Let us suppose that the person next door takes his child to school in the car. For a modest sum, he might be willing to take the pupil from next door in the car, too, thereby reducing the congestion on the roads and ensuring that better use is made of the fuel that is used in the school run. If the Government are in the business of taking powers to modify the Transport Act 1985, which is what clause 4 will do, why are they not thinking radically about facilitating or promoting car sharing and enabling drivers to make a modest charge when they consider that appropriate?

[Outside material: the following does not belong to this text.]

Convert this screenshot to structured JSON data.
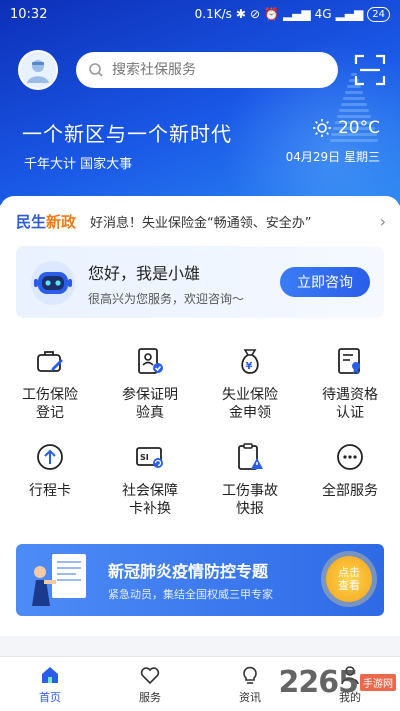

The school run sharing in which we, as a family, have been involved depends on reciprocity, on the basis that one family does the school run for one week while another family will do the next week, and so on. It is a little like baby-sitting circles. In today's modern society, however, many families do not have the ability to take their children to school using their cars. It is all give on one side, and all take on the other. If there were the ability to make a modest charge, fairness and an incentive could be introduced to make people share the journey to school more than they do at present. When one stands at the school gate, it is amazing how many children arrive on their own in a car that is driven by a single adult. Surely we can do better than that. If we are in the business of school transport pilots, cannot we think radically in the great Wandsworth tradition and extend them in the way in which I have suggested?
Charlotte Atkins: There is no problem about car sharing. The existing law allows it, as long as it is not about profit or being run as a business. There is no reason why neighbours cannot share a car. In the radical tradition of Wandsworth, that could have been done many years ago.
Mr. Chope: At the conference the hon. Lady and I had a chance to respond to the point, but neither of us was able to explain to the questioner why there are many constraints on people being able to charge someone to have a child or somebody else in their car as a passenger. There are insurance and other legal constraints on doing that. People can share, but are not able under the law to give the space in their car in return for a fee.
Charlotte Atkins: Normal car sharing is allowed for a fee that helps compensate its owner for depreciation and wear and tear. There may be other issues, but I will write to the hon. Gentleman about children in cars, in terms of protection and so on, and I am sure that we can clear up the matter. I understand that car sharing is allowed under current legislation, and many local authorities are introducing innovative schemes involving car sharing and lanes for cars with more than one occupant. That is already on the cards and is part of our bids to ensure that we reduce congestion as much as possible.